A similar accident benefit needed across Canada and the difference in the payouts. In Ontario, the claim cost approx. $31,000.00. In Alberta, the pay out was $8,600.00. In Atlantic Canada, the pay out was $3,700.00, How does this make any sense? This is your money and mine being wasted. These are just a few examples of what is wrong with our system. We need to urge our government (your local MPP) that we no longer want quick fixes that in the end have no impact on the ever rising auto rates in Ontario. We need a complete system overhaul. We need them to look at the David Marshal report and take action. (Even if it was the previous government that was responsible for it.)
Some recommendations coming out of the report are:
- The government needs to fix the structural flaw in the system by setting up an arm’s
length regulator with a skills based board. This is actually underway currently and will be known as FISRA (Financial Services Regulatory Authority in Ontario.) We need to
encourage the government to actually allow FISRA to go ahead and complete their tasks without red tape.
- Compensation for catastrophically injured persons needs to be substantially changed. Cash settlements are being drained currently by legal fees as opposed to the money getting to the injured individual for their care.
- The system needs to adopt a “care not cash” approach focusing on appropriate medical care not cash settlements. Investment in research diagnosis and treatment for mental stress and other neurological injuries are needed. This will help avoid disputes as to what care is appropriate. Legislation providing for care should be introduced as opposed to a cash payout. This would shift the focus to the patient rather than a settlement where a lawyer can make a large sum for their services.
- The current regime of heavy regulation and price control is poorly suited to adapt to the future. More open systems need to be explored allowing insurers to introduce new
consumer products and compete more freely on price and services. It is a misconception that insurance companies set the auto insurance rates. It is actually the responsibility of a regulatory agency tied to the Ministry of Finance. FSCO (The Financial Services of Ontario) Their objective is to share the cost of claims proportionately across accident
and claim patterns. Currently the system generally rates a higher risk with a higher premium. This why certain areas, age groups, vehicles, etc. in the province pay higher

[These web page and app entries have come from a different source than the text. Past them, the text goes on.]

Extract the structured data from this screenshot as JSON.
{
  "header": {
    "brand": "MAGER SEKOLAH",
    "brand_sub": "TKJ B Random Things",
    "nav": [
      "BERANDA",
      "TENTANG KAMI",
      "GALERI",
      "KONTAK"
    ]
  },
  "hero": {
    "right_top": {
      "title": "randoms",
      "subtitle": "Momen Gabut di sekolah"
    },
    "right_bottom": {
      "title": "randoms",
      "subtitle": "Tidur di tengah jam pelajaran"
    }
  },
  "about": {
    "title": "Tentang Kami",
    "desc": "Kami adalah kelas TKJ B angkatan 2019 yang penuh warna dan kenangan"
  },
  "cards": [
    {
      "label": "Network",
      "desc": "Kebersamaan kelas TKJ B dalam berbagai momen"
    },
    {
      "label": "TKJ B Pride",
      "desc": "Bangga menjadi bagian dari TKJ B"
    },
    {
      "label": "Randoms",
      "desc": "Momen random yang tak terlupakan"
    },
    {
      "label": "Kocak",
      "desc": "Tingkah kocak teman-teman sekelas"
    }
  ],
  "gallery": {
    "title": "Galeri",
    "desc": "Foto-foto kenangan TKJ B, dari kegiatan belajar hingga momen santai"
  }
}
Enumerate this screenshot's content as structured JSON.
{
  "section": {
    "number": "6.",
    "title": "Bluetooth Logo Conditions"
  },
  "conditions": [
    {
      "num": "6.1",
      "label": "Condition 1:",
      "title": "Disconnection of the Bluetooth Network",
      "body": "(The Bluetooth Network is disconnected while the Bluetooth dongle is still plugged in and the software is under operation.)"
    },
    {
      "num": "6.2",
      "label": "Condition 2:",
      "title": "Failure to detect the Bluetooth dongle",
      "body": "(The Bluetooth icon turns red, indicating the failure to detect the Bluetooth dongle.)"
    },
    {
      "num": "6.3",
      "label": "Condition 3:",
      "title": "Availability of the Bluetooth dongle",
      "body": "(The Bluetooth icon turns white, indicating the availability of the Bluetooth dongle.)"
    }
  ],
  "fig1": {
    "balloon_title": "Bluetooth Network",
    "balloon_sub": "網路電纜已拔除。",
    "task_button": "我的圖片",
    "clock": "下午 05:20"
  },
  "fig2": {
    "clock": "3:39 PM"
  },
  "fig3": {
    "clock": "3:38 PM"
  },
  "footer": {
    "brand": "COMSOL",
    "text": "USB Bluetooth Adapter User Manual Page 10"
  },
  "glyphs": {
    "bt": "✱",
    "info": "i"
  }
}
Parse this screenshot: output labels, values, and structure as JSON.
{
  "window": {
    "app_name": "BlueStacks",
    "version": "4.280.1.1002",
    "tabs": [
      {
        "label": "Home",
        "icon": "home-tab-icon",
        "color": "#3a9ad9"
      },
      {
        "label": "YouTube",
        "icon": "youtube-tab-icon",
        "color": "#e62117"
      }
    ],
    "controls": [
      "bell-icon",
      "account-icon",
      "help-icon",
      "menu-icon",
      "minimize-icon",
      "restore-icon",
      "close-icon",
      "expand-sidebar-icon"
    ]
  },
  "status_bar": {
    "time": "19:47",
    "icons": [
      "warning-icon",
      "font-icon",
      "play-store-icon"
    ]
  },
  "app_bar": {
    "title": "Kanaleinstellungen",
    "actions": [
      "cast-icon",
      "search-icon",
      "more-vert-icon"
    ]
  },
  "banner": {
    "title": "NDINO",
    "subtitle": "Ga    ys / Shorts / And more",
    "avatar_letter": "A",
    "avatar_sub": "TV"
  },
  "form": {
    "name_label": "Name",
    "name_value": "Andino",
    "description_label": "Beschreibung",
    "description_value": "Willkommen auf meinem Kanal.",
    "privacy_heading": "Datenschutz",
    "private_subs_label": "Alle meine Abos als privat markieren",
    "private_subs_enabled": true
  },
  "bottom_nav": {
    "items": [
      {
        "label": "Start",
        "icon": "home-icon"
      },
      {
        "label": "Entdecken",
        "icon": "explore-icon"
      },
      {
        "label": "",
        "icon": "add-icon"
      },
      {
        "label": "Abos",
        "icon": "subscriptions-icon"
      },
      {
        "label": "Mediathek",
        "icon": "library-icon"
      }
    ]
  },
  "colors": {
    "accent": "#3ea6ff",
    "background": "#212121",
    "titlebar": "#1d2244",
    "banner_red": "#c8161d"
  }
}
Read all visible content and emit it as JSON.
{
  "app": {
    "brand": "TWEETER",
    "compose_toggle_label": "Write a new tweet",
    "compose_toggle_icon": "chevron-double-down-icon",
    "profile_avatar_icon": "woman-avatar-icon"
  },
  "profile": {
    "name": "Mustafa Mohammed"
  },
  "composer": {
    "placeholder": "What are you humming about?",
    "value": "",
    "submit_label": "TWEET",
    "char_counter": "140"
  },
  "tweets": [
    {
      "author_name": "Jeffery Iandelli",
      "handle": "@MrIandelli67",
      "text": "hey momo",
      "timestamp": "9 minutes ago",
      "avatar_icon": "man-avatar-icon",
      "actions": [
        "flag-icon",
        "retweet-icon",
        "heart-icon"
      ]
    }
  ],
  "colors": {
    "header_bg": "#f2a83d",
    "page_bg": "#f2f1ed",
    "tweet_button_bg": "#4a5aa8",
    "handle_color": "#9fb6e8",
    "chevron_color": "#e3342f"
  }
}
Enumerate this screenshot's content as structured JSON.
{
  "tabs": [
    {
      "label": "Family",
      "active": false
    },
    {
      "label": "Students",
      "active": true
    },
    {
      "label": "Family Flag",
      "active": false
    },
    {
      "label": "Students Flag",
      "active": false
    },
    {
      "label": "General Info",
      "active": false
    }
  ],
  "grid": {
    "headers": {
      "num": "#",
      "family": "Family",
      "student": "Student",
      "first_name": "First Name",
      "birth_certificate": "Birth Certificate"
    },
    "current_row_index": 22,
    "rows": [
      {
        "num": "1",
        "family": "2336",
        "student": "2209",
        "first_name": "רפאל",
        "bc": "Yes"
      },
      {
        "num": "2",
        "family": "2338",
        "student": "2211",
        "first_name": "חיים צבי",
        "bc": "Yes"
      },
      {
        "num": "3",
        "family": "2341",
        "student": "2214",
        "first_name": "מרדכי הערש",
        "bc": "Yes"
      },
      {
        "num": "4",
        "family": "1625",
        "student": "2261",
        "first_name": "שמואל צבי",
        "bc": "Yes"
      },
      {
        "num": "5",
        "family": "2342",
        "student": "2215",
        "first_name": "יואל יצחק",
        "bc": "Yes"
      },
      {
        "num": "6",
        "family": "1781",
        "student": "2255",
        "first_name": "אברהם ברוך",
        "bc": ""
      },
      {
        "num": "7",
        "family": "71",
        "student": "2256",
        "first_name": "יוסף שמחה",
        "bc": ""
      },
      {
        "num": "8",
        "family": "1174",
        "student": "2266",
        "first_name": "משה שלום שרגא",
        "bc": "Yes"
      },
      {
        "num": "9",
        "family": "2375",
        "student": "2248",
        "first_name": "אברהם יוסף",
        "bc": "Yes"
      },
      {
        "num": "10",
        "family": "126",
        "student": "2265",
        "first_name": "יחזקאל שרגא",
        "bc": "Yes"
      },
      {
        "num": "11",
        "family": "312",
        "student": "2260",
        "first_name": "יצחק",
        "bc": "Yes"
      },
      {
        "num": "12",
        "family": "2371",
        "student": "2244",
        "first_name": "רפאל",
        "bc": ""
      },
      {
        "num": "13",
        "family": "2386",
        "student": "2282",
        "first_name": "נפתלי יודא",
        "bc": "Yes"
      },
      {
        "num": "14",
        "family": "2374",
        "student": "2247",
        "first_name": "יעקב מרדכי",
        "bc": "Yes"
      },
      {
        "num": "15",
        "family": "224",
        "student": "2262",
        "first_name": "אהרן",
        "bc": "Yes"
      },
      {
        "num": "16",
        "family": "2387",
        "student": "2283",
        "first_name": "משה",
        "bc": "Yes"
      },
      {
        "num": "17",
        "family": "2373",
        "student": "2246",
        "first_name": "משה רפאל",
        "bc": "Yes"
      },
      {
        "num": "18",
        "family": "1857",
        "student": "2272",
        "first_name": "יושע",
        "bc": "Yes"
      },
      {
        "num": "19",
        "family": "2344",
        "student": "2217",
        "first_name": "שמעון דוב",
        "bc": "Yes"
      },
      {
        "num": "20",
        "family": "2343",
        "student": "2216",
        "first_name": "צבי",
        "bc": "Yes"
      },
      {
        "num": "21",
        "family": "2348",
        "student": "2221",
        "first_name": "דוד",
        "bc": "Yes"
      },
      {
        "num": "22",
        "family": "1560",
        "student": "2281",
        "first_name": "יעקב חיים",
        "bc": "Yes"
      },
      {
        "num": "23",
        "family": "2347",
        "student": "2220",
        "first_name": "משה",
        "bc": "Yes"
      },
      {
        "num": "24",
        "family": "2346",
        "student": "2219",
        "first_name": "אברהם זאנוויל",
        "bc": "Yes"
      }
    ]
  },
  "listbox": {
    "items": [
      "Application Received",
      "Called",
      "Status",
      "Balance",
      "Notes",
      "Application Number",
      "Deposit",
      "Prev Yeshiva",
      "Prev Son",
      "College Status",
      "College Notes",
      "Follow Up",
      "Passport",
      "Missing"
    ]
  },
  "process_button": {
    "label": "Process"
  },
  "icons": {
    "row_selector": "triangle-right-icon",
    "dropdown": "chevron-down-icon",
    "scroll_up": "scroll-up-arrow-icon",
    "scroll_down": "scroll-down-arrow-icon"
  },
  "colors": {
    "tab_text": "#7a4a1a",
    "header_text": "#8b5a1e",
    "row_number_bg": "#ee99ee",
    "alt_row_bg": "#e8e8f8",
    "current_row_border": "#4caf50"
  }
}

rates for their auto insurance currently. This is the basis of risk-based pricing.
- There should be new investments in health care particularly for brain and mental injuries such as chronic pain. Access to early, appropriate health care should be made readily available. Disputes could be significantly reduced saving billions of dollars in the courts.
What can you do?
Contact your local MPP and urge them not to pass bill 42.
This is not a solution but disaster waiting to happen. Demand they take responsibility and change a broken system, not put yet another band aid on a system that has been failing for years. We need to ask them to support and work with FISRA as they establish themselves as a relevant authority.